LIMA (Reuters) - Peruvian police on Wednesday arrested the mayor leading a protest against global miner Xstrata, as President Ollanta Humala cracks down hard to end conflicts over natural resources.
In an unusual display of force, dozens of riot police in helmets and carrying plastic shields stormed the municipal building in the town of Espinar in the mountainous southern region of Cusco to pull Mayor Oscar Mollohuanca from his office.
Politicians, some from within Humala’s own party, said the government’s authoritarian tactics had scuttled mediation efforts in a poor town where residents complain of being left behind by the country’s decade-long boom.
“The detention of the mayor is a huge worry because it has ruined the dialogue process,” congresswoman Veronika Mendoza, a legislator from Humala’s Gana Peru party, said on Canal N television.
Humala, a former military officer, took office in July urging mediation to calm hundreds of disputes nationwide over the spoils of natural resources. But critics say he has become impatient with intransigent protesters and too willing to rely on a firm hand to maintain order.
Widespread conflicts over mineral resources threaten to delay billions of dollars in investments in a sector that drives 60 percent of exports in Peru’s fast-growing economy. On Thursday, people are planning a rally in Cajamarca against a $4.8 billion (3.1 billion pounds) gold mine planned by U.S.-based Newmont - a day after thousands marched in favour of the mine.
Protests on Monday in Espinar turned violent, killing two people and injuring at least 50. The government then invoked emergency rules that suspend freedom of assembly in a bid to end the protests.
At least 10 people have died in disputes over natural resources since Humala took office in July. At least 174 people died in similar protests during the government of his predecessor, Alan Garcia.
Protesters in Espinar say Xstrata’s Tintaya copper mine causes pollution and want the company to boost financial donations it makes to the local government of Espinar to 30 percent of pre-tax profits.
The company has rejected those demands, saying it already gives 3 percent of pre-tax profits to the municipality and that those donations would increase by two-thirds once its $1.5 billion expansion to the Tintaya mine, called Antapaccay, opens in August.
Xstrata is also working on its $4.2 billion Las Bambas project in southern Peru. It would produce an average of 400,000 tonnes of copper concentrate plus gold, silver and molybdenum by-products. The company’s website says it should open by the end of 2014.
Prime Minister Oscar Valdes, also a former military officer, said the environmental concerns over Tintaya were trumped up and that Espinar’s mayor had walked away from earlier negotiation efforts.
The government’s tough line has annoyed residents and police have struggled to clear the streets in Espinar. He denied the government was being confrontational.

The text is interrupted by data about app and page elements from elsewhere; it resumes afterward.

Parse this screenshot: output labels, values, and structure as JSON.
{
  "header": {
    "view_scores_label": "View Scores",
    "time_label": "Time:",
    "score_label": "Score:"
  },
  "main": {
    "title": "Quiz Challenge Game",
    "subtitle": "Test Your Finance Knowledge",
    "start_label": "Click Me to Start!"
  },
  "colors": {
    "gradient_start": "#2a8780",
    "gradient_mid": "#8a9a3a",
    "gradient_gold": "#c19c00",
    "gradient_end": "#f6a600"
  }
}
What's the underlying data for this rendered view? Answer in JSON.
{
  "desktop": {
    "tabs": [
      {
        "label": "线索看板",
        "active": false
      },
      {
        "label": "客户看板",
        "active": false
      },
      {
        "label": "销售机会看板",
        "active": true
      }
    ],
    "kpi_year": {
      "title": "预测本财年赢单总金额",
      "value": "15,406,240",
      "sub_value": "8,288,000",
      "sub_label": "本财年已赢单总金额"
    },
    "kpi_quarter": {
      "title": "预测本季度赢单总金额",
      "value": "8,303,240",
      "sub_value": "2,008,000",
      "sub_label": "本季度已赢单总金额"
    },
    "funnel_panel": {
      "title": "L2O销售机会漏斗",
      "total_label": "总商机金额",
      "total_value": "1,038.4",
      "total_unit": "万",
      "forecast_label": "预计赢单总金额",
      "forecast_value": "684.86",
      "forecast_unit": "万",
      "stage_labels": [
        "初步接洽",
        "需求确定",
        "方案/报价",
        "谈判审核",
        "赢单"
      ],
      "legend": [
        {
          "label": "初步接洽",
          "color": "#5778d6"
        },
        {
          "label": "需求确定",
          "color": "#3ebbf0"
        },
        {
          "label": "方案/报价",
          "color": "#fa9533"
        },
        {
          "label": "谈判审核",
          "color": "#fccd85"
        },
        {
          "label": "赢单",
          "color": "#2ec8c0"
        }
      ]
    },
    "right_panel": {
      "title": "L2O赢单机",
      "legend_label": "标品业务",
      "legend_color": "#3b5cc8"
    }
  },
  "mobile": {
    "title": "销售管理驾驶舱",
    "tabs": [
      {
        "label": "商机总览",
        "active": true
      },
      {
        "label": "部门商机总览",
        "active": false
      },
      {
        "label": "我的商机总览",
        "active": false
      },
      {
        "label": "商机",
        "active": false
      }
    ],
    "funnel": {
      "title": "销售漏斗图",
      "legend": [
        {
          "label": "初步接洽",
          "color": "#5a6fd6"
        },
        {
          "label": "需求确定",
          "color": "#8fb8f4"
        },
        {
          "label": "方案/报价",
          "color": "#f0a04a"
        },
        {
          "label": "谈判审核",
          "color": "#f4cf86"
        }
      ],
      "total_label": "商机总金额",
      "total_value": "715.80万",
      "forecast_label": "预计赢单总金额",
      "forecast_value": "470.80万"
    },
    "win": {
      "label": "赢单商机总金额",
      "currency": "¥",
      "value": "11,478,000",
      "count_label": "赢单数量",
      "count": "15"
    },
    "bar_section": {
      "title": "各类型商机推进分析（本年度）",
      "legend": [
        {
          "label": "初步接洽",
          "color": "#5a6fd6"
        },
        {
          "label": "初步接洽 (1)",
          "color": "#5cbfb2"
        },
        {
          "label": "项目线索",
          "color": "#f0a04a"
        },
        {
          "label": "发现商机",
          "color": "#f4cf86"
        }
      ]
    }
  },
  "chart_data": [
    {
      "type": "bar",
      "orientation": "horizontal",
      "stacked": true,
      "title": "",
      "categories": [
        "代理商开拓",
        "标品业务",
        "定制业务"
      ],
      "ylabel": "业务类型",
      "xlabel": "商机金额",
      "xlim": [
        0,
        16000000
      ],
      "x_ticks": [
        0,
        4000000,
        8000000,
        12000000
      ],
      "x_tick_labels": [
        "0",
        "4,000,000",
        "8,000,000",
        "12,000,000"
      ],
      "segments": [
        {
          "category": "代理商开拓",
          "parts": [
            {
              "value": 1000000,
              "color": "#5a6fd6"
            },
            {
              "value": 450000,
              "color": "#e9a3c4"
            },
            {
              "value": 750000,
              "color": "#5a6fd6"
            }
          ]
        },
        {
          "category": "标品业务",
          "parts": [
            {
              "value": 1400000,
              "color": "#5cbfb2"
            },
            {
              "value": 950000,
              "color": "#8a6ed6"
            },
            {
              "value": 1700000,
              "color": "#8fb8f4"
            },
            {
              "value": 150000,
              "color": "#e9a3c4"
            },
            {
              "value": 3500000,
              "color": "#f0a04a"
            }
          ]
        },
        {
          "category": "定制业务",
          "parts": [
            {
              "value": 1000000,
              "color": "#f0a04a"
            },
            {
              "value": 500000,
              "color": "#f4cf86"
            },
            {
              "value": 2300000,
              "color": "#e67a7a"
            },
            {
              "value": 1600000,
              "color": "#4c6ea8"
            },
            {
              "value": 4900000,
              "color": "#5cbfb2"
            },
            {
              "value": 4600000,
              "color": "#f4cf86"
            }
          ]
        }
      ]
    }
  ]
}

“Order must be re-established,” Valdes said. “The Humala government is always willing to dialogue.”
He blamed far-left ideologues for fomenting the protests.
“One thing is to dialogue. Another thing is to permit vandalism,” Valdes said.
Jorge Acurio, the president of the region of Cusco, said that there was no chance to negotiate a settlement so long as the mayor was being held.
“I demand the mayor be freed. How can we hold a dialogue without him? Who are we going to talk to? I was supposed to be the host of the mediation process.”
Cusco is a traditional stronghold of Humala, and protesters there have accused him of abandoning his leftist roots and cozying up to foreign investors.
Members of Humala’s Cabinet said they were unwilling to travel to Espinar to hold negotiations without more assurances that it was secure.
“The people in Espinar are peaceful. Espinar is tranquil,” Mollohuanca said on Wednesday before he was detained.
Editing by Cynthia Osterman